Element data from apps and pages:
#####

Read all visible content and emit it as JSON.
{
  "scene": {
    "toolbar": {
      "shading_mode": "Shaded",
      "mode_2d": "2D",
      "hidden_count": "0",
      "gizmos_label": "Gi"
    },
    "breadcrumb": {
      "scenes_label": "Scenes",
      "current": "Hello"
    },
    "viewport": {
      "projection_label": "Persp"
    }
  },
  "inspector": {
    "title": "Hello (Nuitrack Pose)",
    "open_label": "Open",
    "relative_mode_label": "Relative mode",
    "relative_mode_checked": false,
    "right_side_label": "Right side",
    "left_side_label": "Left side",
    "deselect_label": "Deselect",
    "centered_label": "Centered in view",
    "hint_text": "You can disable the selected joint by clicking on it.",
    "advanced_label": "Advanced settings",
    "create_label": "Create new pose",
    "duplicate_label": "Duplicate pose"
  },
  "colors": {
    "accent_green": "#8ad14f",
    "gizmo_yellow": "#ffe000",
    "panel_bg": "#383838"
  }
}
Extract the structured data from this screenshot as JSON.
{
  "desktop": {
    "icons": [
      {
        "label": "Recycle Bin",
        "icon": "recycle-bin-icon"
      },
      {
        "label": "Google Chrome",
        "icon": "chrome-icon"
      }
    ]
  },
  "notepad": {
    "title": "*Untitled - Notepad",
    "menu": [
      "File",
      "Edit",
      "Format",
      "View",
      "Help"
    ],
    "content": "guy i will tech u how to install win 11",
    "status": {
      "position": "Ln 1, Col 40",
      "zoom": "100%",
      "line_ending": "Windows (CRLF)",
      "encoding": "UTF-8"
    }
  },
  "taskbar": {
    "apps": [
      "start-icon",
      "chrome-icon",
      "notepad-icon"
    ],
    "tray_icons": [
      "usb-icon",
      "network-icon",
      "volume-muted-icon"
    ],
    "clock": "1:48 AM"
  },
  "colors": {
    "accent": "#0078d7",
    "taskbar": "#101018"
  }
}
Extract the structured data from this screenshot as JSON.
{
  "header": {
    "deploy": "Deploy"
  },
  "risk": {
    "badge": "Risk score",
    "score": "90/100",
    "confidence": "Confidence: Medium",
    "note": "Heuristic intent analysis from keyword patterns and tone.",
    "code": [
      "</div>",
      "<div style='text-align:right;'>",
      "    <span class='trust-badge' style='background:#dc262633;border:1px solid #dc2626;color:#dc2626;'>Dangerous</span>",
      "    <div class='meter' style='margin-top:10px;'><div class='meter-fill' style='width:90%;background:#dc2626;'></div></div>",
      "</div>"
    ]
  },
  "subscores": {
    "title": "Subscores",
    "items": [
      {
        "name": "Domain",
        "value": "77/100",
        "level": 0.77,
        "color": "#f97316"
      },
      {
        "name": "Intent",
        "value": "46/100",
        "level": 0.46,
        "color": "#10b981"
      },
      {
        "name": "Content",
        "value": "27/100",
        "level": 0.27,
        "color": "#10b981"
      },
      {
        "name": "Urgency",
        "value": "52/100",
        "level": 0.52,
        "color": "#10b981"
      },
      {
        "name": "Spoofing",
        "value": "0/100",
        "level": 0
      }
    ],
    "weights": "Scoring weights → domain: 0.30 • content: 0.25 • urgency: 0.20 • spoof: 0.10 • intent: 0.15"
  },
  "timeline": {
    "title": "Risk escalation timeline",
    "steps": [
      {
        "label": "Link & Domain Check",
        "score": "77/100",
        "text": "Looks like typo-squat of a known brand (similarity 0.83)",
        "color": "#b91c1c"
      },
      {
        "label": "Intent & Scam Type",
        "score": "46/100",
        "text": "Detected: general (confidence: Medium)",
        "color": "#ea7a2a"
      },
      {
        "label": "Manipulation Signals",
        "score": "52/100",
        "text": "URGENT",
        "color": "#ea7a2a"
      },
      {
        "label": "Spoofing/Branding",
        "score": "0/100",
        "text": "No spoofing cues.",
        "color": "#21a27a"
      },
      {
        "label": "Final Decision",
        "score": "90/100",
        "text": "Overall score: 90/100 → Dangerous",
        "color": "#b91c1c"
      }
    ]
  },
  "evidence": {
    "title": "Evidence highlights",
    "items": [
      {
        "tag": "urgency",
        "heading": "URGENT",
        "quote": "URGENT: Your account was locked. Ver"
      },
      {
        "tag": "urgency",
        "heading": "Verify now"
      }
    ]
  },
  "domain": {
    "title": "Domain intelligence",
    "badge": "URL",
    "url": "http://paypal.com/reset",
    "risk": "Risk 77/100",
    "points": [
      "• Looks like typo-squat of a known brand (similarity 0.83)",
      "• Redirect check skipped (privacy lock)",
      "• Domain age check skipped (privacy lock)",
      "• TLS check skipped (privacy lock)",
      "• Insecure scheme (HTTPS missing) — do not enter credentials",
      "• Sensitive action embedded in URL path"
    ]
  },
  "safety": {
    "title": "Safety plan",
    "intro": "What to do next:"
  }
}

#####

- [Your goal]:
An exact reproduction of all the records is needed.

- [Output of the exercise]:
Read all visible content and emit it as JSON.
{
  "scene": {
    "toolbar": {
      "shading_mode": "Shaded",
      "mode_2d": "2D",
      "hidden_count": "0",
      "gizmos_label": "Gi"
    },
    "breadcrumb": {
      "scenes_label": "Scenes",
      "current": "Hello"
    },
    "viewport": {
      "projection_label": "Persp"
    }
  },
  "inspector": {
    "title": "Hello (Nuitrack Pose)",
    "open_label": "Open",
    "relative_mode_label": "Relative mode",
    "relative_mode_checked": false,
    "right_side_label": "Right side",
    "left_side_label": "Left side",
    "deselect_label": "Deselect",
    "centered_label": "Centered in view",
    "hint_text": "You can disable the selected joint by clicking on it.",
    "advanced_label": "Advanced settings",
    "create_label": "Create new pose",
    "duplicate_label": "Duplicate pose"
  },
  "colors": {
    "accent_green": "#8ad14f",
    "gizmo_yellow": "#ffe000",
    "panel_bg": "#383838"
  }
}
Extract the structured data from this screenshot as JSON.
{
  "desktop": {
    "icons": [
      {
        "label": "Recycle Bin",
        "icon": "recycle-bin-icon"
      },
      {
        "label": "Google Chrome",
        "icon": "chrome-icon"
      }
    ]
  },
  "notepad": {
    "title": "*Untitled - Notepad",
    "menu": [
      "File",
      "Edit",
      "Format",
      "View",
      "Help"
    ],
    "content": "guy i will tech u how to install win 11",
    "status": {
      "position": "Ln 1, Col 40",
      "zoom": "100%",
      "line_ending": "Windows (CRLF)",
      "encoding": "UTF-8"
    }
  },
  "taskbar": {
    "apps": [
      "start-icon",
      "chrome-icon",
      "notepad-icon"
    ],
    "tray_icons": [
      "usb-icon",
      "network-icon",
      "volume-muted-icon"
    ],
    "clock": "1:48 AM"
  },
  "colors": {
    "accent": "#0078d7",
    "taskbar": "#101018"
  }
}
Extract the structured data from this screenshot as JSON.
{
  "header": {
    "deploy": "Deploy"
  },
  "risk": {
    "badge": "Risk score",
    "score": "90/100",
    "confidence": "Confidence: Medium",
    "note": "Heuristic intent analysis from keyword patterns and tone.",
    "code": [
      "</div>",
      "<div style='text-align:right;'>",
      "    <span class='trust-badge' style='background:#dc262633;border:1px solid #dc2626;color:#dc2626;'>Dangerous</span>",
      "    <div class='meter' style='margin-top:10px;'><div class='meter-fill' style='width:90%;background:#dc2626;'></div></div>",
      "</div>"
    ]
  },
  "subscores": {
    "title": "Subscores",
    "items": [
      {
        "name": "Domain",
        "value": "77/100",
        "level": 0.77,
        "color": "#f97316"
      },
      {
        "name": "Intent",
        "value": "46/100",
        "level": 0.46,
        "color": "#10b981"
      },
      {
        "name": "Content",
        "value": "27/100",
        "level": 0.27,
        "color": "#10b981"
      },
      {
        "name": "Urgency",
        "value": "52/100",
        "level": 0.52,
        "color": "#10b981"
      },
      {
        "name": "Spoofing",
        "value": "0/100",
        "level": 0
      }
    ],
    "weights": "Scoring weights → domain: 0.30 • content: 0.25 • urgency: 0.20 • spoof: 0.10 • intent: 0.15"
  },
  "timeline": {
    "title": "Risk escalation timeline",
    "steps": [
      {
        "label": "Link & Domain Check",
        "score": "77/100",
        "text": "Looks like typo-squat of a known brand (similarity 0.83)",
        "color": "#b91c1c"
      },
      {
        "label": "Intent & Scam Type",
        "score": "46/100",
        "text": "Detected: general (confidence: Medium)",
        "color": "#ea7a2a"
      },
      {
        "label": "Manipulation Signals",
        "score": "52/100",
        "text": "URGENT",
        "color": "#ea7a2a"
      },
      {
        "label": "Spoofing/Branding",
        "score": "0/100",
        "text": "No spoofing cues.",
        "color": "#21a27a"
      },
      {
        "label": "Final Decision",
        "score": "90/100",
        "text": "Overall score: 90/100 → Dangerous",
        "color": "#b91c1c"
      }
    ]
  },
  "evidence": {
    "title": "Evidence highlights",
    "items": [
      {
        "tag": "urgency",
        "heading": "URGENT",
        "quote": "URGENT: Your account was locked. Ver"
      },
      {
        "tag": "urgency",
        "heading": "Verify now"
      }
    ]
  },
  "domain": {
    "title": "Domain intelligence",
    "badge": "URL",
    "url": "http://paypal.com/reset",
    "risk": "Risk 77/100",
    "points": [
      "• Looks like typo-squat of a known brand (similarity 0.83)",
      "• Redirect check skipped (privacy lock)",
      "• Domain age check skipped (privacy lock)",
      "• TLS check skipped (privacy lock)",
      "• Insecure scheme (HTTPS missing) — do not enter credentials",
      "• Sensitive action embedded in URL path"
    ]
  },
  "safety": {
    "title": "Safety plan",
    "intro": "What to do next:"
  }
}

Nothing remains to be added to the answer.